Introduction: Ocular manifestations in several neurological pathologies accentuate the strong relationship between the eye and the brain. Retinal alterations in particular can serve as surrogates for cerebral changes. Offering a "window to the brain," the transparent eye enables non-invasive imaging of these changes in retinal structure and vasculature. Fractal dimension (FD) reflects the overall complexity of the retinal vasculature. Changes in FD could reflect subtle changes in the cerebral vasculature that correspond to preclinical stages of neurodegenerative diseases. In this review, the potential of this retinal vessel metric to serve as a biomarker in neurodegeneration and stroke will be explored. Methods: A literature search was conducted, following the PRISMA Statement 2009 criteria, in four large bibliographic databases (Pubmed, Embase, Web Of Science and Cochrane Library) up to 12 October 2019. Articles have been included based upon their relevance. Wherever possible, level of evidence (LOE) has been assessed by means of the Oxford Centre for Evidence-based Medicine Level of Evidence classification. Results: Twenty-one studies were included for qualitative synthesis. We performed a narrative synthesis and produced summary tables of findings of included papers because methodological heterogeneity precluded a meta-analysis. A significant association was found between decreased FD and neurodegenerative disease, mainly addressing cognitive impairment (CI) and dementia. In acute, subacute as well as chronic settings, decreased FD seems to be associated with stroke. Differences in FD between subtypes of ischemic stroke remain unclear. Conclusions: This review provides a summary of the scientific literature regarding the association between retinal FD and neurodegenerative disease and stroke. Central pathology is associated with a decreased FD, as a measure of microvascular network complexity. As retinal FD reflects the global integrity of the cerebral microvasculature, it is an attractive parameter to explore. Despite obvious concerns, mainly due to a lack of methodological standardization, retinal FD remains a promising non-invasive and low-cost diagnostic biomarker for neurodegenerative and cerebrovascular disease. Before FD can be implemented in clinic as a diagnostic biomarker, the research community should strive for uniformization and standardization.

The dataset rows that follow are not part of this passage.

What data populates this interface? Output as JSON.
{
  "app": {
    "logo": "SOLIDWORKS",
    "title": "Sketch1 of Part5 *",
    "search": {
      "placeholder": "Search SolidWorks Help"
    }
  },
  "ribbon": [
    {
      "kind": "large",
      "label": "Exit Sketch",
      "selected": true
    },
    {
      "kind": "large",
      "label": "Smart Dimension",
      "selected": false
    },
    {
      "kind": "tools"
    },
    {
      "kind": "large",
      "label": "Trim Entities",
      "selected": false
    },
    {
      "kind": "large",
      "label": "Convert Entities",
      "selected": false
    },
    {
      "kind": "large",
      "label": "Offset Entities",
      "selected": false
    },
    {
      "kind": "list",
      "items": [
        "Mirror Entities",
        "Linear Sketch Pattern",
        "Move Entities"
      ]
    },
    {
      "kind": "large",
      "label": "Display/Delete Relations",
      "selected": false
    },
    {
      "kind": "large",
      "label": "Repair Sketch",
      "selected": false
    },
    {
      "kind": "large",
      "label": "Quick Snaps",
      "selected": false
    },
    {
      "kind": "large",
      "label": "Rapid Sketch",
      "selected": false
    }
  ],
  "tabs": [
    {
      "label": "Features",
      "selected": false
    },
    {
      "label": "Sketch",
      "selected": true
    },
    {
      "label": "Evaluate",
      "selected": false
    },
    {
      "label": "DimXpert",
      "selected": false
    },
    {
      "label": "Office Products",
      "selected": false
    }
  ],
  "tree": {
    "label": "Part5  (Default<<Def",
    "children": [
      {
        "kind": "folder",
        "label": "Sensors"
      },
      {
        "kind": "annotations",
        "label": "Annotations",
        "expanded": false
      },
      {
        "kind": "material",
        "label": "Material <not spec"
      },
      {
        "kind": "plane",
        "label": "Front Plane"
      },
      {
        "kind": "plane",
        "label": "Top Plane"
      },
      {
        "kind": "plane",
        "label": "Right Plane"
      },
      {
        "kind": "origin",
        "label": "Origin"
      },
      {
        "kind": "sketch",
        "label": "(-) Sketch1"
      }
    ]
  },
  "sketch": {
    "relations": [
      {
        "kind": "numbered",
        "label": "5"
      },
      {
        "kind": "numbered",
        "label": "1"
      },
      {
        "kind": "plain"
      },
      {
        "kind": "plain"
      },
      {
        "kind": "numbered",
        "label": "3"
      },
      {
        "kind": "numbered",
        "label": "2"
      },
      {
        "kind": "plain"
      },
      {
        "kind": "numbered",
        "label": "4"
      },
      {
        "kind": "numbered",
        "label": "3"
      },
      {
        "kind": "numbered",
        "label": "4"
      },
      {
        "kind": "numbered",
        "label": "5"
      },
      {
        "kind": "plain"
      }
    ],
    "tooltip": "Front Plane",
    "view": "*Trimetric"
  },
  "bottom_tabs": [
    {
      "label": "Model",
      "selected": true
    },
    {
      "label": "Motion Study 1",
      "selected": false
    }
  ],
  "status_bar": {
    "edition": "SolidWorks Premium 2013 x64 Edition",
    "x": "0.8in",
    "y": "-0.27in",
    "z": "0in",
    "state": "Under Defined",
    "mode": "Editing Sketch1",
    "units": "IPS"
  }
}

Keywords: Alzheimer's disease; brain; cerebral small vessel disease; cognitive impairment; fractal dimension; neurodegeneration; retina; stroke.
Copyright © 2020 Lemmens, Devulder, Van Keer, Bierkens, De Boever and Stalmans.